My father used to tell me, “You catch more flies with honey than you do with vinegar,” and employees will be far more motivated if they know you are working with them as a team to “get to the next level” rather than infantilizing and prodding them with ridiculous amounts of workplace surveillance to force them to collect more straw and build more pyramids. 😉

(Source Photo: Andy Blumenthal)

Who’s The Boss (The Good and Bad) ?

Who's The Boss (The Good and Bad) ?

Harvard Business Review had a helpful list of 8 leadership types:

1. Strategists – (Chess game) – provide vision, strategy, enterprise architecture.
2. Change agents – (Turnaround expert) – reengineering the organization.
3. Transactors – (Deal-maker) – make deals and negotiate positive outcomes.
4. Builders – (Entrepreneur) – create something new.
5. Innovators – (Idea generator) – solve difficult problems.
6. Processors – (Efficiency expert) – run organization like a well-oiled machine.
7. Coaches – (Develop People) – get the best out of people for a high-performance culture.
8. Communicators – (Influencer) – explain clearly what (not how) needs to be done to succeed.

I would say these are the positive archetypes of leadership, but what about the negative leadership models?

Here’s a shot at the 8 types of awful leaders (and wish they throw in towel and go away):

1. Narcissists – (Self-centered) – focused on stroking their own egos and pushing their own agendas, rather than the success of mission and people.
2. Power mongers – (Domineering) – Looking to grow their piece of the corporate pie, not the pie itself.
3. Competitors – (Win-Lose) – deals with colleagues as enemies to defeat, rather than as teammates to collaborate with.
4. Micromanagers – (My way or the highway) – doesn’t delegate or people the leeway to do their jobs, rather tells them how to do it the right and only way.
5. Insecure babies – (Lacking in self-confidence) – marginalizes or gets rid of anyone who is a challenge to their “leadership,” rather than valuing and capitalizing on diversity.
6. Sadists – (Bullying) – use their leadership pulpits to make others squirm under their oppressive thumbs and they enjoy it, rather than using their position to help people.
7. Thieves (Credit grabbers) – steal other people’s ideas and recognition for their own self-promotion, rather than elevate others for their contributions.
8. Biased baddies – (Whatever I want) – manage arbitrarily by subjective management whim and playing personal favorites, rather than through objective facts and maintaining equity.

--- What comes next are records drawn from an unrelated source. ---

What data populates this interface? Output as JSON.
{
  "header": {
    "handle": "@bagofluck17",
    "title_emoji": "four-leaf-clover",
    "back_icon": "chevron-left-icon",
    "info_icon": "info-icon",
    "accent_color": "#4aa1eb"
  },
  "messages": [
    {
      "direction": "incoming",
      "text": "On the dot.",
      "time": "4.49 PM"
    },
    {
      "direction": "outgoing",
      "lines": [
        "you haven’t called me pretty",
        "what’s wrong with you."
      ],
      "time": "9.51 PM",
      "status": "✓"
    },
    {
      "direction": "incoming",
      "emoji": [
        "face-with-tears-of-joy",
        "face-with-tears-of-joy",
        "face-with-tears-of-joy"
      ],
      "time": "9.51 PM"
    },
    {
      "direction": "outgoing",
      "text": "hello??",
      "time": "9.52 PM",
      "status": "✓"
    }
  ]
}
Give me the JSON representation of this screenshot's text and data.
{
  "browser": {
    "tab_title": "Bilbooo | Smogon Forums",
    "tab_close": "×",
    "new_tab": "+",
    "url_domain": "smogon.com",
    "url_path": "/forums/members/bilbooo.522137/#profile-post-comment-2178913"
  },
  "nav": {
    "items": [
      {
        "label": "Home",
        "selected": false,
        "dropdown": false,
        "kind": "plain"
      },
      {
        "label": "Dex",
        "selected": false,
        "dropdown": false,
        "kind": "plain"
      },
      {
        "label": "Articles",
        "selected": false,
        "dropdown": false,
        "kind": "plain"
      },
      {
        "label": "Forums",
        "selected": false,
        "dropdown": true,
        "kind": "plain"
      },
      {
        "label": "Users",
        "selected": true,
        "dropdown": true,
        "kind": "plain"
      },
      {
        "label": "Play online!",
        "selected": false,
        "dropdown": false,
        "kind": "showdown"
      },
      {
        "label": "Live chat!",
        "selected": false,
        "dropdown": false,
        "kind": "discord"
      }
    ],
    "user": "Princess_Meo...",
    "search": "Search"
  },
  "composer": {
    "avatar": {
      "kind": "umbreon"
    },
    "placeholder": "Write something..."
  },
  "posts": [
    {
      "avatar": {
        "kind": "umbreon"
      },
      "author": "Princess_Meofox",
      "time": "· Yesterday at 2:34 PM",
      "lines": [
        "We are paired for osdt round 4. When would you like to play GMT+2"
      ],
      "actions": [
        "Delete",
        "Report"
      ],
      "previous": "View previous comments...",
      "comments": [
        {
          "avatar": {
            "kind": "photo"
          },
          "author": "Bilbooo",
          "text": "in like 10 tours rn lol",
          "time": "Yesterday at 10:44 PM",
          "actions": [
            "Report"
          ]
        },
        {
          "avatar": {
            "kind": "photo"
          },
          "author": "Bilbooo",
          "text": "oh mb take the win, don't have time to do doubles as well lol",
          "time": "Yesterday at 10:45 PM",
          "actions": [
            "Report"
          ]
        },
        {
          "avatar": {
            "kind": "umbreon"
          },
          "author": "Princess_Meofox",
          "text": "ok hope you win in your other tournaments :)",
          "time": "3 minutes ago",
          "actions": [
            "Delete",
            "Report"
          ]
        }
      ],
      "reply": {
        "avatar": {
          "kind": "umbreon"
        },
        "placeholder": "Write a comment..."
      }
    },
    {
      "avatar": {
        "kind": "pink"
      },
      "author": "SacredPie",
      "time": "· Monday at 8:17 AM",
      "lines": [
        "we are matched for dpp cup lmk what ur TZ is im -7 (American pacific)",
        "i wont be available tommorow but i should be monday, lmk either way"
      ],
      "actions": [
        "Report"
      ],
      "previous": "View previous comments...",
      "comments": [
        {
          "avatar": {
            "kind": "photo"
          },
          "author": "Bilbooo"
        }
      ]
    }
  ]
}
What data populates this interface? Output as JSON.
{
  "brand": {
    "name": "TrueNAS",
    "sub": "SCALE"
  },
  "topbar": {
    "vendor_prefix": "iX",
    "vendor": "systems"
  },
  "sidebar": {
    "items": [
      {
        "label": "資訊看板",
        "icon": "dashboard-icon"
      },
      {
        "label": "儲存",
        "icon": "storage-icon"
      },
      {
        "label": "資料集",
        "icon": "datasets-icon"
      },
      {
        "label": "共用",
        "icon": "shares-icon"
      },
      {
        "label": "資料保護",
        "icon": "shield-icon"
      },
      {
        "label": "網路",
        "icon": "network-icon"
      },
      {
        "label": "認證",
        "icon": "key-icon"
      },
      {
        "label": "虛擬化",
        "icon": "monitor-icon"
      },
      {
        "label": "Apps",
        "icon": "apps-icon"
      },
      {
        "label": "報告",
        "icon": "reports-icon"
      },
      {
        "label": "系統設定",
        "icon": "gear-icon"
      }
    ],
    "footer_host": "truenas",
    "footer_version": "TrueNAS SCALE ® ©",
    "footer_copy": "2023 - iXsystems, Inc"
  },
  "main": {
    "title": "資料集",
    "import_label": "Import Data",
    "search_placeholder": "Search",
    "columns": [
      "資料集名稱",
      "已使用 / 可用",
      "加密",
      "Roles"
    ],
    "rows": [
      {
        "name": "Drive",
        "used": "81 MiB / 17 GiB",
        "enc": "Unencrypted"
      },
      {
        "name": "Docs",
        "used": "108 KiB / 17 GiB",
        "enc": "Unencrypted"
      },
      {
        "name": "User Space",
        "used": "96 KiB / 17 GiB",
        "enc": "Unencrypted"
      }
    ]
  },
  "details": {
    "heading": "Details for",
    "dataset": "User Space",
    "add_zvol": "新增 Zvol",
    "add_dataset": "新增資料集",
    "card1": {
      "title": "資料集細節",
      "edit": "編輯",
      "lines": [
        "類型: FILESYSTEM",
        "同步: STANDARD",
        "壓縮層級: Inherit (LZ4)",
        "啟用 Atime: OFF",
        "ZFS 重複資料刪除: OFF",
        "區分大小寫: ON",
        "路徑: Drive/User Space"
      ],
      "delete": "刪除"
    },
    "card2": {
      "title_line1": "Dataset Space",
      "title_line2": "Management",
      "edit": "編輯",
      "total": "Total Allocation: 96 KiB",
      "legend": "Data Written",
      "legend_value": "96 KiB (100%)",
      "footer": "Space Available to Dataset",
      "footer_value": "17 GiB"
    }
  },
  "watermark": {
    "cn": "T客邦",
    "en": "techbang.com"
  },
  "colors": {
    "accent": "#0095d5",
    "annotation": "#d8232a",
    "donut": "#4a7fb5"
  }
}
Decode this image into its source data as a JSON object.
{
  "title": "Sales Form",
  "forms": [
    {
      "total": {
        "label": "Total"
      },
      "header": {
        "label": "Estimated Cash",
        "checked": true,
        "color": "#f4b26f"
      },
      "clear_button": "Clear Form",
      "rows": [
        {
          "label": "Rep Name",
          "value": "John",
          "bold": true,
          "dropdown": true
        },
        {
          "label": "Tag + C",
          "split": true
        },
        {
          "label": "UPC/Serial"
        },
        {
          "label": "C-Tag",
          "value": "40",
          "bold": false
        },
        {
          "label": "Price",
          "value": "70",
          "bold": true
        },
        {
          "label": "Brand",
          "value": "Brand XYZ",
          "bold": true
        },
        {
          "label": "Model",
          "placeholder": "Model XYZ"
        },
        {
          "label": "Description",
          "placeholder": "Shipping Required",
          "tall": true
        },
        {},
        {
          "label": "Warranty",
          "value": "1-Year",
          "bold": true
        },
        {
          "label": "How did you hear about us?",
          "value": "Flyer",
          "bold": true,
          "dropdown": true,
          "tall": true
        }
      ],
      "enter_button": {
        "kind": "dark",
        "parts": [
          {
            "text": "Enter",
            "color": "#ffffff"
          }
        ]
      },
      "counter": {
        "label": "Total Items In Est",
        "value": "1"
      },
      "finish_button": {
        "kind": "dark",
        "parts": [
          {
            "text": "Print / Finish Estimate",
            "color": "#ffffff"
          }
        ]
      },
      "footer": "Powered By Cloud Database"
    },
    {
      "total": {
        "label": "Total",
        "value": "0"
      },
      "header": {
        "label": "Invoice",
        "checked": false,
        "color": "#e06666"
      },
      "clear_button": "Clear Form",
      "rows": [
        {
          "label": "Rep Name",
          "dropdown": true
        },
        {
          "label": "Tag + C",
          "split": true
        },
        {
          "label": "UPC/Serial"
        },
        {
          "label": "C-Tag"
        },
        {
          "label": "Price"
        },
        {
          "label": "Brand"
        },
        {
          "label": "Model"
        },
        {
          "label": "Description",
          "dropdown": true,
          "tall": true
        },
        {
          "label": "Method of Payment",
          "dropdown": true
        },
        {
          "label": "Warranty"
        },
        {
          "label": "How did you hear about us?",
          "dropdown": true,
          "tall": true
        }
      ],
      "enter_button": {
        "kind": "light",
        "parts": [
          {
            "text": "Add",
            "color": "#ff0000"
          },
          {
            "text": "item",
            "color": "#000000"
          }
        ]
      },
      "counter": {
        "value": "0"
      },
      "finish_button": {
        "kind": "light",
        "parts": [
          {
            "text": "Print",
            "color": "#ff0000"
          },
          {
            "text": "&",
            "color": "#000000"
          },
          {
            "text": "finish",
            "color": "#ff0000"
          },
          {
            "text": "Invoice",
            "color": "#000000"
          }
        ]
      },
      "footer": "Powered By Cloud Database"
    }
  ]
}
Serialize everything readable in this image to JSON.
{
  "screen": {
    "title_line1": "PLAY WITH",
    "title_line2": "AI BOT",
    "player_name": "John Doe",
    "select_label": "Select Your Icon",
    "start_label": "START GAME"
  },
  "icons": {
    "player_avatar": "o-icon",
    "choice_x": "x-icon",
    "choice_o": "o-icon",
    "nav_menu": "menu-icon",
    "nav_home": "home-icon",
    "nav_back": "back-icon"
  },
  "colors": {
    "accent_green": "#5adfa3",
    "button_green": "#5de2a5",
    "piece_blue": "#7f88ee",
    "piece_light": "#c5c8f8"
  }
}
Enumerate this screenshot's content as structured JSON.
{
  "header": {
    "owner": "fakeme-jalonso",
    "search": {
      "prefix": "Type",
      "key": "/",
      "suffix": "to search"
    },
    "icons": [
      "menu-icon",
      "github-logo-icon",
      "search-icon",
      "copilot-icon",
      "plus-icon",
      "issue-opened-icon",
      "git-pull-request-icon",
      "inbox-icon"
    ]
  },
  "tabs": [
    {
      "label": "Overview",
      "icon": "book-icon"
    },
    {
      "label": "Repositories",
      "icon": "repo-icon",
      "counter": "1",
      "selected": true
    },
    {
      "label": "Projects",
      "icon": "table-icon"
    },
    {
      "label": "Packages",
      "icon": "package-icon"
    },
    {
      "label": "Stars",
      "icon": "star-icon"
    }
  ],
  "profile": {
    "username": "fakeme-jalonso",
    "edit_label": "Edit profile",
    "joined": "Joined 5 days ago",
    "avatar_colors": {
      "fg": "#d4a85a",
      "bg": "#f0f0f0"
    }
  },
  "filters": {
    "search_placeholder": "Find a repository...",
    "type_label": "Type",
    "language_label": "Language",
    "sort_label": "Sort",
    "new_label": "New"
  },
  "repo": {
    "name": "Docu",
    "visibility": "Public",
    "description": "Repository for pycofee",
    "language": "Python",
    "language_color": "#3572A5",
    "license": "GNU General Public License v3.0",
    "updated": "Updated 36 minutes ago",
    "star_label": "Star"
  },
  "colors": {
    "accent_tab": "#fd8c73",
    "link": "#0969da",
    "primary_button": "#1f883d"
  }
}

How many of you have dealt with the good as well as the bad and ugly? 😉

(Source Photo: Andy Blumenthal)

From Happy To Glad

From Happy To Glad

So I heard a new saying: “From Happy To Glad.”

I asked some folks “What is that was all about?”

They explained that it applies to when you give someone something to review and they make really minor, nit-picky edits.

For example, they said, when someone “just has to say something” or “they can’t let it go.”

This was interesting to me, because I find it really helpful to solicit feedback and vet things with a smart, diverse group–and when you do, invariably you get a better product.

For example, with a document, the best feedback is substantive feedback about content, followed by solid edits to things like style, formatting, and of course spelling and grammar gaffes.

The goal is to have a clear, concise, and consistent communication that is either informative or action-oriented, and with a good executive summary and enough supporting detail to answer key questions.

Of course, this is very different than “Happy to glad” feedback–where you’re getting someone who possibly is wordsmithing something to death, can’t make up their own mind, wants to show how smart they are, or are just trying to drive you nuts.

With happy to glad, sure it’ll satisfy the occasional control freaks and the ego-chasers.

But the changes you’ll want to actually make are from the really smart and experienced folks whose input makes a genuine difference in the end product and your and the organization’s success.

So ask away for input, make meaningful changes, but don’t get snared in change for change sake alone. 😉

(Source Photo: here with attribution to Zentolos)